Just wanted to mention this deal, and that now I'm putting a 240GB
into every system I have (when it's not a 1TB+), aside with every
platter. At this price point, it's hard to best.
bjs Dual-Boot Partitioning Schemes:
MBR (3 primary + 2 logical)
- 1MiB - 512MiB type 27h (Hidden OEM) "RE Tools" [X]
- 512MiB - 768MiB type OCh (FAT32) "System" partition [A]
- 768MiB - 1GiB type 83h (Ext) /boot partition
- 1GiB - final GiB [B] type 0Fh (Extended) Logical partitions
- 1GiB+1MiB [C] - 129GiB type 07h (NTFS) Windows C: Drive
- 128GiB+1MiB [C] - last full GiB [B] type 8Eh (LVM) Linux Volumes
GPT (at least 128 partitions)
- 1MiB - 1GiB type 2700h (Hidden MS-OEM) "RE Tools" [X]
- 1GiB - 1.375GiB type EF00h (ESP-FAT32) "System" partition [A]
- 1.375GiB - 1.5GiB type 0C01h (MSFTRES) Microsoft GPT [D]
- 1.5GiB - 1.75GiB type 8300h (Ext) /boot partition (distro 1)
- 1.75GiB - 2GiB type 8300h (Ext) /boot partition (distro 2)
- 2GiB - 130GiB type 07h (NTFS) Windows C: Drive [E]
- 130GiB - last full GiB [D] type 8Eh (LVM) Linux Volumes [E]
[X] OEMs prefer this, so I just reserve the 511MiB or 1023MiB to start
the disk. If you don't want to, nix it.
[A] For MBR, if you create at least a 200GiB, FAT32 formatted
partition, the Windows 7 and 8 installers will see it as the "System"
For GPT, you must have at least a 100GiB (260GiB if 4KiB logical
sectors, most are still 512 logical, even if 4KiB physical), FAT32
formatted partition for the EFI System Partition (ESP).
I recommend pre-creating each, with a Live USB in Linux, before
installing Windows.
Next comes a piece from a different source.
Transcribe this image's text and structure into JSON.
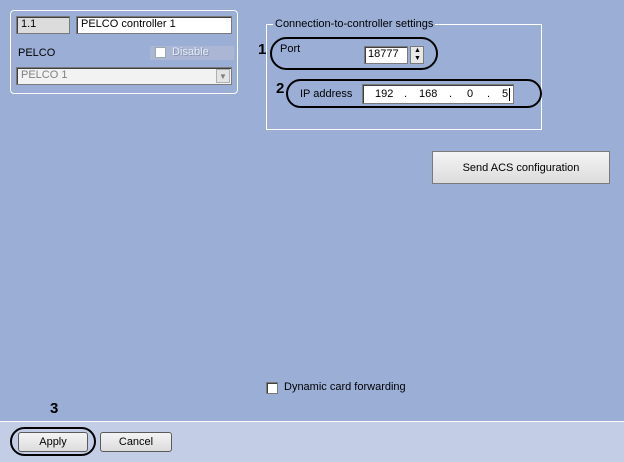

For GPT, I continue to prefer Rod Smith's rEFInd
boot loader in the ESP, so I don't have to mess with any other entries
in the uEFI firmware.
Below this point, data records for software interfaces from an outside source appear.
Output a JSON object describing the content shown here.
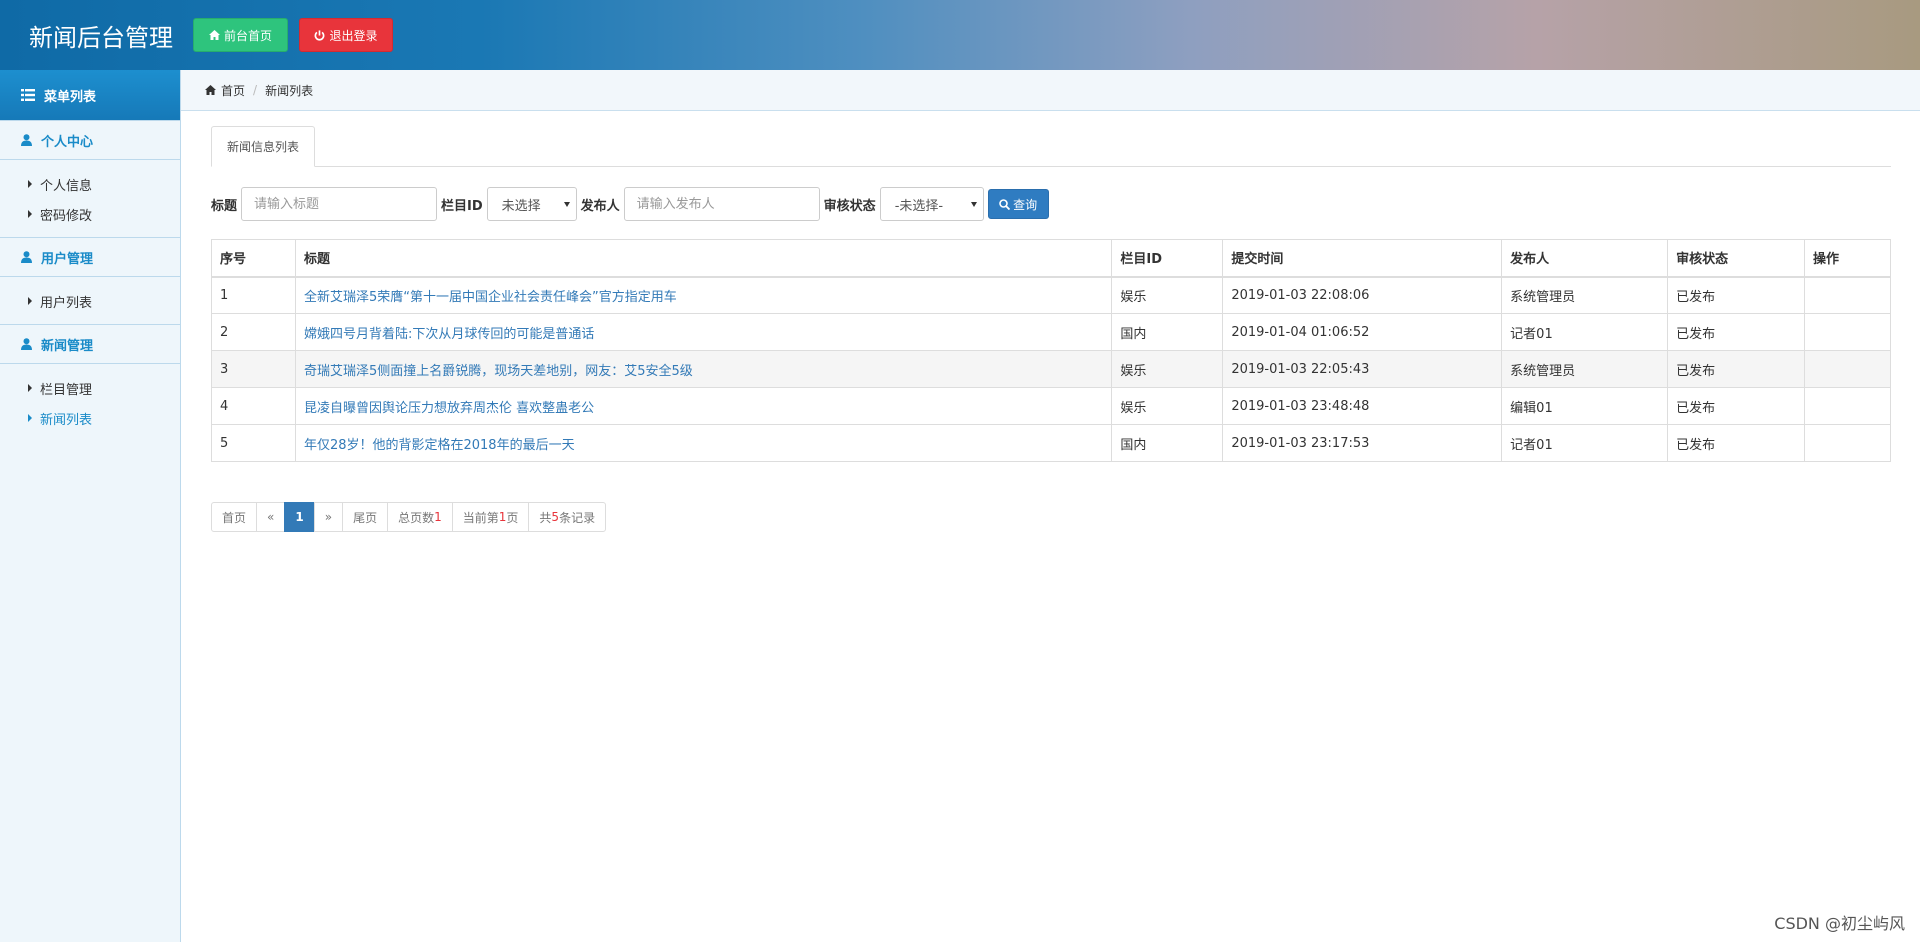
{
  "header": {
    "title": "新闻后台管理",
    "home_button": "前台首页",
    "logout_button": "退出登录",
    "colors": {
      "home": "#2ec47d",
      "logout": "#e8343b"
    }
  },
  "sidebar": {
    "menu_title": "菜单列表",
    "groups": [
      {
        "title": "个人中心",
        "items": [
          "个人信息",
          "密码修改"
        ]
      },
      {
        "title": "用户管理",
        "items": [
          "用户列表"
        ]
      },
      {
        "title": "新闻管理",
        "items": [
          "栏目管理",
          "新闻列表"
        ]
      }
    ]
  },
  "breadcrumb": {
    "home": "首页",
    "current": "新闻列表"
  },
  "tabs": [
    {
      "label": "新闻信息列表"
    }
  ],
  "search": {
    "title_label": "标题",
    "title_placeholder": "请输入标题",
    "column_label": "栏目ID",
    "column_selected": "未选择",
    "publisher_label": "发布人",
    "publisher_placeholder": "请输入发布人",
    "status_label": "审核状态",
    "status_selected": "-未选择-",
    "query_button": "查询"
  },
  "table": {
    "headers": [
      "序号",
      "标题",
      "栏目ID",
      "提交时间",
      "发布人",
      "审核状态",
      "操作"
    ],
    "rows": [
      {
        "no": "1",
        "title": "全新艾瑞泽5荣膺“第十一届中国企业社会责任峰会”官方指定用车",
        "column": "娱乐",
        "time": "2019-01-03 22:08:06",
        "publisher": "系统管理员",
        "status": "已发布",
        "action": ""
      },
      {
        "no": "2",
        "title": "嫦娥四号月背着陆:下次从月球传回的可能是普通话",
        "column": "国内",
        "time": "2019-01-04 01:06:52",
        "publisher": "记者01",
        "status": "已发布",
        "action": ""
      },
      {
        "no": "3",
        "title": "奇瑞艾瑞泽5侧面撞上名爵锐腾，现场天差地别，网友：艾5安全5级",
        "column": "娱乐",
        "time": "2019-01-03 22:05:43",
        "publisher": "系统管理员",
        "status": "已发布",
        "action": ""
      },
      {
        "no": "4",
        "title": "昆凌自曝曾因舆论压力想放弃周杰伦 喜欢整蛊老公",
        "column": "娱乐",
        "time": "2019-01-03 23:48:48",
        "publisher": "编辑01",
        "status": "已发布",
        "action": ""
      },
      {
        "no": "5",
        "title": "年仅28岁！他的背影定格在2018年的最后一天",
        "column": "国内",
        "time": "2019-01-03 23:17:53",
        "publisher": "记者01",
        "status": "已发布",
        "action": ""
      }
    ]
  },
  "pagination": {
    "first": "首页",
    "prev": "«",
    "current": "1",
    "next": "»",
    "last": "尾页",
    "total_pages_prefix": "总页数",
    "total_pages": "1",
    "current_page_prefix": "当前第",
    "current_page": "1",
    "current_page_suffix": "页",
    "records_prefix": "共",
    "records": "5",
    "records_suffix": "条记录"
  },
  "watermark": "CSDN @初尘屿风"
}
[B] I _always_ leave the partial 1GiB of the disk left, unused. This
prevents overwriting some meta-data that some things put at the end of
the disk. I only use the final, full GiB. In the age of NAND, not
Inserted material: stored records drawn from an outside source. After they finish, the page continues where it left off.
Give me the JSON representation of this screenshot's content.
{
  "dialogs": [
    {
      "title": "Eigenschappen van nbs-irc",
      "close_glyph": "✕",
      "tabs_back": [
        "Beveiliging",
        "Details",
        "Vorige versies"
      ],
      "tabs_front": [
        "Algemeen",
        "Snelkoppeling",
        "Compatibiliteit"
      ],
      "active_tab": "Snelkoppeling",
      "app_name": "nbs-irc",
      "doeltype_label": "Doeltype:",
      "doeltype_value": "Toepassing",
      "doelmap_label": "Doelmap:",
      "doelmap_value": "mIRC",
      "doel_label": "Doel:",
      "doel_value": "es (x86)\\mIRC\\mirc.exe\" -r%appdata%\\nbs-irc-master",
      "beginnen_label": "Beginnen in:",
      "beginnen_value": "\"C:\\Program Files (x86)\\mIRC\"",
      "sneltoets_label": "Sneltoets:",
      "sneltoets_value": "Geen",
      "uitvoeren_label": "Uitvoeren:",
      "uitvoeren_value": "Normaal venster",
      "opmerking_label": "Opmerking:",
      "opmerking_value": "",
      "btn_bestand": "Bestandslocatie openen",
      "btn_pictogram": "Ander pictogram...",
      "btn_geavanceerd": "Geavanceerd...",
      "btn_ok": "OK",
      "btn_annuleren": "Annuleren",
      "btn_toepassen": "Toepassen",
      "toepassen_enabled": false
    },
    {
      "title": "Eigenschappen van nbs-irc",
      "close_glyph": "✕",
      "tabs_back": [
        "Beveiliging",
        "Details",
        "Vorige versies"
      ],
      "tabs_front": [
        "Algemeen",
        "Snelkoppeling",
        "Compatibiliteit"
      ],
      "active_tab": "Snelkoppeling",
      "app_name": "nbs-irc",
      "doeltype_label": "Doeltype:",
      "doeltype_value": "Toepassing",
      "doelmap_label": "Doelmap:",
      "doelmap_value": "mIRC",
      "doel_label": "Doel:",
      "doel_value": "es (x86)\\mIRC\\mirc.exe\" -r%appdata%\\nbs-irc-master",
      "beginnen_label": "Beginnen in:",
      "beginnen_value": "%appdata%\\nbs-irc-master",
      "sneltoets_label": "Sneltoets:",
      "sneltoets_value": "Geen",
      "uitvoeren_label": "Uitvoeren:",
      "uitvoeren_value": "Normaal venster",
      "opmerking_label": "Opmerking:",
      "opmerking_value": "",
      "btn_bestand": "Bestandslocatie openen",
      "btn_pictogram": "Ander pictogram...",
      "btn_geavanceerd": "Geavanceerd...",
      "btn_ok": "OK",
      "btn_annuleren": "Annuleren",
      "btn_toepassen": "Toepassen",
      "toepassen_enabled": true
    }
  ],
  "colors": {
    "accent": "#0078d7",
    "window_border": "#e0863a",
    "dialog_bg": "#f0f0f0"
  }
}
using the whole disk is ideal as well.
[C] For MBR Logicals in Extended Partitions, start 1MiB off to align
better. Aligning on the default, next 512B (if 512B is logical, let
alone 4KiB physical) is not ideal, and 1MiB is a good alignment.
[D] Don't dual-boot with GPT without creating the 128MiB Microsoft
Reserved partition so it can file away hidden info. OEMs also use
this. I recommend doing it regardless of whether you dual-boot it or
not, especially for external drives >2TiB using GPT. Windows wants to
[E] I actually create more partitions in GPT to make things more
flexible, so I don't have to modify the disk label when the kernel is
running (which is a PITA). I mean, I can always add partitions to
LVM. But Windows C: always gets the 128GiB on the NAND, and usually
around 256-512GB on an platter.
Bryan J Smith - http://www.linkedin.com/in/bjsmith
Bryan J Smith - http://www.linkedin.com/in/bjsmith